When the Nexus 5 came out, it was the best value budget smartphone on the market. There really wasn’t another phone at the time that offered quite as much for $350. We can’t say the same about the 5X. If you’re thinking of dropping $379 on the Nexus 5X, there are actually quite a few other options that you could consider.

The Asus Zenfone 2 is only $300 and it manages to pack in a 5.5-inch display, with a 2.3GHz quad-core processor, and 4GB of RAM. The OnePlus 2 starts at $329 and has an octa-core processor, more RAM, a bigger battery, USB Type-C support, and a fingerprint sensor. You could pick up an LG G3 for around $330 now, with a 5.5-inch, 2560 x 1440 pixel display. Even the Moto X Style (Pure) is only $400 and it boasts a 5.7-inch display and a 21MP camera.

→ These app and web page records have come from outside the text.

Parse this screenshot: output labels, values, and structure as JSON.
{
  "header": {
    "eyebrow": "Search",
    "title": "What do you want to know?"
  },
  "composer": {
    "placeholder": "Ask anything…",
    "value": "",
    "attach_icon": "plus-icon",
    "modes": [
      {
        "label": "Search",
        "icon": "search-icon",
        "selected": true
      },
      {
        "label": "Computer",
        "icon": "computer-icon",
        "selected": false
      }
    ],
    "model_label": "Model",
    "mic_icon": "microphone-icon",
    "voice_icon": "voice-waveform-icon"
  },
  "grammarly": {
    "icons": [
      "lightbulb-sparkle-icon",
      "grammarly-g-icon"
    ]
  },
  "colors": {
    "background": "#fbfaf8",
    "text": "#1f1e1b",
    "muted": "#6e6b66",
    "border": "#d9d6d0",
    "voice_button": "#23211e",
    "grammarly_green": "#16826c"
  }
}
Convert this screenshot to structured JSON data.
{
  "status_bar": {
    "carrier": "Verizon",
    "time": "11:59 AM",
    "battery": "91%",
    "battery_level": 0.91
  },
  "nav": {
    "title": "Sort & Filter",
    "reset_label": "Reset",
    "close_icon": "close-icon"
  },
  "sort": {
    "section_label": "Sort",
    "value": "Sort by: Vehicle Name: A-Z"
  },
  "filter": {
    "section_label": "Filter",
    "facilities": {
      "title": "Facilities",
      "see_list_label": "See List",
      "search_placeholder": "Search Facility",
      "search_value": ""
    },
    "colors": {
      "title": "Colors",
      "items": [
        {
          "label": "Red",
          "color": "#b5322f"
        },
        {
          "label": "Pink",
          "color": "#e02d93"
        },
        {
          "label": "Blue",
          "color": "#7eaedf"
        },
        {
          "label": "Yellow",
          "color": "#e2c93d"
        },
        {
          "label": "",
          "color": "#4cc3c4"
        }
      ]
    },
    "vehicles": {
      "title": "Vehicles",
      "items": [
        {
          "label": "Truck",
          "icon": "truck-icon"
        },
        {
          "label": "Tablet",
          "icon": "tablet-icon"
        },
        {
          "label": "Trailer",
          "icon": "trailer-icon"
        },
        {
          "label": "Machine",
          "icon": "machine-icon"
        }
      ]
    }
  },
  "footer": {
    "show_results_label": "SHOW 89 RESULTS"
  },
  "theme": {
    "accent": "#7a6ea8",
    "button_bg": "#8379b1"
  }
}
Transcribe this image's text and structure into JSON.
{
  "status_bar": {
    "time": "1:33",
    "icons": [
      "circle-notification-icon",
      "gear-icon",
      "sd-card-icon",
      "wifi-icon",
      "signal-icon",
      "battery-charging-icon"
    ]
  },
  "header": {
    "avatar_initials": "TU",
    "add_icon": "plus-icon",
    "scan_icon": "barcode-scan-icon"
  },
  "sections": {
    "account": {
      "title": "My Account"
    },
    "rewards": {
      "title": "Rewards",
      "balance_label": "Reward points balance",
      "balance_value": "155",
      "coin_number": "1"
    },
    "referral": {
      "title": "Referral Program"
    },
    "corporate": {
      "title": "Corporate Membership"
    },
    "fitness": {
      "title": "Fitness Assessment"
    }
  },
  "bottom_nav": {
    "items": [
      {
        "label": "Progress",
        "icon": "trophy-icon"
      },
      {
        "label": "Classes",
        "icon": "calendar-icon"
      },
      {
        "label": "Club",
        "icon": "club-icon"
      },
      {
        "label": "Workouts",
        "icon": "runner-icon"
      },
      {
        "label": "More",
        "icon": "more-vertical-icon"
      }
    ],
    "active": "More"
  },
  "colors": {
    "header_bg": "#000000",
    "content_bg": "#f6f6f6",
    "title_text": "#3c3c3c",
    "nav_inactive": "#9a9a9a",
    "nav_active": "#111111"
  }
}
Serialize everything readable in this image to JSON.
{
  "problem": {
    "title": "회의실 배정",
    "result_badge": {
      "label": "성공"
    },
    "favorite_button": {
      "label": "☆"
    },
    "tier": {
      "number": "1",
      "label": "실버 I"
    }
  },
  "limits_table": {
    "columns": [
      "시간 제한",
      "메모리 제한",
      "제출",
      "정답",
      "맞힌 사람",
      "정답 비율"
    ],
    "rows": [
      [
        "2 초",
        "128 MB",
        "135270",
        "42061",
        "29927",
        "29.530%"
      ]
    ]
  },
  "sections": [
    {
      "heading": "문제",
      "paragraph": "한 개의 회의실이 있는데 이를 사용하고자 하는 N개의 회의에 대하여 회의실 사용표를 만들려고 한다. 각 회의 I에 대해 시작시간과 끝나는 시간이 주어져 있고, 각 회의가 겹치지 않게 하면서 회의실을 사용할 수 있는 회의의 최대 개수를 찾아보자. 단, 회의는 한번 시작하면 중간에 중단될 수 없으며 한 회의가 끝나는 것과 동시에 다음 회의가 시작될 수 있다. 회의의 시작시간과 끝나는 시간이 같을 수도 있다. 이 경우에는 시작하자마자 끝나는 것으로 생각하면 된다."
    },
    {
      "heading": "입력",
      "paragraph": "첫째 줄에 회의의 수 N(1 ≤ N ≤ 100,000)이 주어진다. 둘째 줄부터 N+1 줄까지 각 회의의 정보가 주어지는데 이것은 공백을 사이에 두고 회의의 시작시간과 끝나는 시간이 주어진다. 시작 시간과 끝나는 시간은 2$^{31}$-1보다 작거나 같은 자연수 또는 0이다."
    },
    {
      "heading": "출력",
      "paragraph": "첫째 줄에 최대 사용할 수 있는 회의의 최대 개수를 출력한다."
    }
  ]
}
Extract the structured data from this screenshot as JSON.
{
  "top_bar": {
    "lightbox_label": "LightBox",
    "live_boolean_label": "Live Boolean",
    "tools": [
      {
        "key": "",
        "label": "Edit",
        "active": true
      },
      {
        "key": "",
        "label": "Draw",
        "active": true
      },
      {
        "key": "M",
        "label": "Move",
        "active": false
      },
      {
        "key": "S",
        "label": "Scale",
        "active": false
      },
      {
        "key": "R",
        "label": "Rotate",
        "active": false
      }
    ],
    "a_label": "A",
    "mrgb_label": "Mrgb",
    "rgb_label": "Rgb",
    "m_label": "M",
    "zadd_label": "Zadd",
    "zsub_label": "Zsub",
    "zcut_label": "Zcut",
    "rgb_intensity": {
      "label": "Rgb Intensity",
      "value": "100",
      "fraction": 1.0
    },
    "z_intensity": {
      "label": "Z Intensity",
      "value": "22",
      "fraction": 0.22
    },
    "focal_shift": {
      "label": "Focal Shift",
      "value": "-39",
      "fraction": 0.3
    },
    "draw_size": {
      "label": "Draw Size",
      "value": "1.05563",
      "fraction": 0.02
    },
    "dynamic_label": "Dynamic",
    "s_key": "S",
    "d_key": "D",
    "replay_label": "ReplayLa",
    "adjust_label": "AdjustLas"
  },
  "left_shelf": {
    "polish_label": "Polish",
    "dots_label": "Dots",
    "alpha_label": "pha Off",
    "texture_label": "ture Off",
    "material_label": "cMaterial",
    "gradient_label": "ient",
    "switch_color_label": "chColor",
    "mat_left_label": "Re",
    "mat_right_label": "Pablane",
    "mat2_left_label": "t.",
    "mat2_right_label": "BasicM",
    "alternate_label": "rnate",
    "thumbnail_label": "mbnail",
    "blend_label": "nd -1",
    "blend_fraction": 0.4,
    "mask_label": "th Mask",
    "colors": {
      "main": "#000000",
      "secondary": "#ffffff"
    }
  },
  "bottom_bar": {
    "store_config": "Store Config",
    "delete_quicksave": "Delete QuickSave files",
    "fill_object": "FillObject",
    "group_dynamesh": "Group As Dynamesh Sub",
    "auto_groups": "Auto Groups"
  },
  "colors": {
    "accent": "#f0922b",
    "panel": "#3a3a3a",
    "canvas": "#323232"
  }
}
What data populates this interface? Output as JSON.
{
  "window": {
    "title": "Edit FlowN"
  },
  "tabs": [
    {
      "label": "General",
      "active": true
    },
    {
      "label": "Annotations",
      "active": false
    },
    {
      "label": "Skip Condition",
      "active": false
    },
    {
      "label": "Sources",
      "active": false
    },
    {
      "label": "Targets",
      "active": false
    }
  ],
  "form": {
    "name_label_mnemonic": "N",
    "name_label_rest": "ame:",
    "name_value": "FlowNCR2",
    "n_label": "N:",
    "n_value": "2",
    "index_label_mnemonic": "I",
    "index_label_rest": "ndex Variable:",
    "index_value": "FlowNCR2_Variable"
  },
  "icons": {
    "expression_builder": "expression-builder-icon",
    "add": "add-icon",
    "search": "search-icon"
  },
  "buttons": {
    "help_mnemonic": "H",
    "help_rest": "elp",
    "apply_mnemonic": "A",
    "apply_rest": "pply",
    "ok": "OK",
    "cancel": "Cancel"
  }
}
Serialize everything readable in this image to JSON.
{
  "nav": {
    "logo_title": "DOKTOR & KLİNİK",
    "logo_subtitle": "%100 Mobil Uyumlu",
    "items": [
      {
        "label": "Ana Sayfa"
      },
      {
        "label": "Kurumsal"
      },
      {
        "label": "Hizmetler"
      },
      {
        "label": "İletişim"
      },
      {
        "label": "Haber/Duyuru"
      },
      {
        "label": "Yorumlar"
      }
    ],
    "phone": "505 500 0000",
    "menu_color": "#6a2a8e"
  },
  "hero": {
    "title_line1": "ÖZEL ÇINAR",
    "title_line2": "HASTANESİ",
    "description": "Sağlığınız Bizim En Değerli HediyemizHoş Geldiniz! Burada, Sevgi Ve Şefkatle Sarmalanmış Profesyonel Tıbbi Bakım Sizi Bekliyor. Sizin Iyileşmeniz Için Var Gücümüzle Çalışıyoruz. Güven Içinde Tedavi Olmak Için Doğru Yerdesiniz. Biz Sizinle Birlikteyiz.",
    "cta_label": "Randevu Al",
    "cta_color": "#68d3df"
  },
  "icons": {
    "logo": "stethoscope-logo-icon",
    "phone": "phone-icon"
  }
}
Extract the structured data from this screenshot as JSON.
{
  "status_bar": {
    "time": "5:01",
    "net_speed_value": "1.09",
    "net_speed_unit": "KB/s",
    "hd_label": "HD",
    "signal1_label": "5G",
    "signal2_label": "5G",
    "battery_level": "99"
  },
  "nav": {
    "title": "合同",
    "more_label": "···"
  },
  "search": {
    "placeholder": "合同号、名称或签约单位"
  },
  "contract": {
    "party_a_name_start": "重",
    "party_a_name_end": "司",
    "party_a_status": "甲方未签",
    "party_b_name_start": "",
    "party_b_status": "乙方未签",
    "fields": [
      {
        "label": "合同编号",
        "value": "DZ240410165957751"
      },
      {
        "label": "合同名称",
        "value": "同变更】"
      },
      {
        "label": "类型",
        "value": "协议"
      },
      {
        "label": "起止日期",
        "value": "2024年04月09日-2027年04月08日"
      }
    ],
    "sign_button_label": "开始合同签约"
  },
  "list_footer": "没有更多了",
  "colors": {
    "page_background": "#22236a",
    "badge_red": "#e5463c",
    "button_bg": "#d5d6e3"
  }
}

Moto X Pure Edition-28

Moto X Style/Pure

The Nexus 5X may be better than some or all of these, it’s impossible to say for sure until we get some decent time with it, but it’s clearly launching into a much more competitive landscape than the Nexus 5 did. If you agree that you’ll need at least 32GB, which will cost you $429, then it’s only an extra $70 for the Nexus 6P, which starts at 32GB, but also has a bigger and sharper screen, a better processor, more RAM, and an 8MP front-facing camera, not to mention a metal body.

Good, but not great

If we rewind to the beginning of LG and Google’s Nexus partnership we can put the Nexus 5X into some perspective. The Nexus 4 was a phone that had a surprisingly premium design with good build quality, a set of specs that didn’t look out of place with the flagships of the day, and it started at just $299. If the Nexus 5X was being offered at $299 we’d be lauding it as an incredible bargain. Even if it landed at $350, like the Nexus 5, it would stand out in the budget field, but at $379… it’s not so clear.

There are lots of other little improvements in the Nexus 5X, and it’s impossible to judge properly without using it for a while. It will run Android 6.0 Marshmallow out of the box, and there’s no telling when some of the competition mentioned above will get that. For Android fans, the stock nature of the Nexus 5X can’t be underestimated. We also have high hopes for the camera and the fingerprint sensor, but there’s no hiding the fact that there are some disappointments here, too.

On paper, the Nexus 5X looks good for the money, but it doesn’t look great.

Simon Hill
Simon is an experienced tech writer with a background in game development. He writes for various websites and magazines about the world of tech and entertainment. He uses Android every day and is currently permanently attached to his Galaxy Note 5.